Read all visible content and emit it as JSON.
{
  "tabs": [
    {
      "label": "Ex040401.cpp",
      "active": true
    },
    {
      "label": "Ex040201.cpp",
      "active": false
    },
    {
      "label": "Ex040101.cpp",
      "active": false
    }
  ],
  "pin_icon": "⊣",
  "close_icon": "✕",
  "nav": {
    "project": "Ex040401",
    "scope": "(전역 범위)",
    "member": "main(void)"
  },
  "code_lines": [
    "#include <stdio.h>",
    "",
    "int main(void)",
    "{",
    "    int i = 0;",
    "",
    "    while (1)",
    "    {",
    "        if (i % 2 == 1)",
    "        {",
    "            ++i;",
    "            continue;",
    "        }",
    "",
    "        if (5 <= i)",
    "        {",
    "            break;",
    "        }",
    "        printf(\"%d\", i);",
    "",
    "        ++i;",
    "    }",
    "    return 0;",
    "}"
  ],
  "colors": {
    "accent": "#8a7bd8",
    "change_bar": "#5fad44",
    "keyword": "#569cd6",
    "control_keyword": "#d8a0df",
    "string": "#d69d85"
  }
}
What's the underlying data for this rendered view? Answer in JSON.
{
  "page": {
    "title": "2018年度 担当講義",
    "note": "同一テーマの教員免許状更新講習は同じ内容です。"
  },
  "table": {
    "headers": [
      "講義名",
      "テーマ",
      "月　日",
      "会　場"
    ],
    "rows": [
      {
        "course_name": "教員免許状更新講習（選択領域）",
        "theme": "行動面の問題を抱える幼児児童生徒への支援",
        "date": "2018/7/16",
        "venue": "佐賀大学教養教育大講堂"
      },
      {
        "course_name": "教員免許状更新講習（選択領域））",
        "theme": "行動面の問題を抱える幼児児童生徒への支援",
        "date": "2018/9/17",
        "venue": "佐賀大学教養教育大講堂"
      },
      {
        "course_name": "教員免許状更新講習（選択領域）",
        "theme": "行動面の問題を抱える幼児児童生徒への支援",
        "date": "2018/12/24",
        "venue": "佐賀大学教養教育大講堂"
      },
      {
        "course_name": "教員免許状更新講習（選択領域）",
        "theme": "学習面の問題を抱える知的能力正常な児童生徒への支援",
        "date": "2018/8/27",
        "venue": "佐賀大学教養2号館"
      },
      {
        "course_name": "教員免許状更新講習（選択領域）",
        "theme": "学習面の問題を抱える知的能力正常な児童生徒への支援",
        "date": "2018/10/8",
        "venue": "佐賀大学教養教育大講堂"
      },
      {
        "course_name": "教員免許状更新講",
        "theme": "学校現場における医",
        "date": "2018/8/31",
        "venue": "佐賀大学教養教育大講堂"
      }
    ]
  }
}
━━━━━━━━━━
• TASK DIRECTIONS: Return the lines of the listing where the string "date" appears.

• ANSWER SPACE:
        "date": "2018/7/16",
        "date": "2018/9/17",
        "date": "2018/12/24",
        "date": "2018/8/27",
        "date": "2018/10/8",
        "date": "2018/8/31",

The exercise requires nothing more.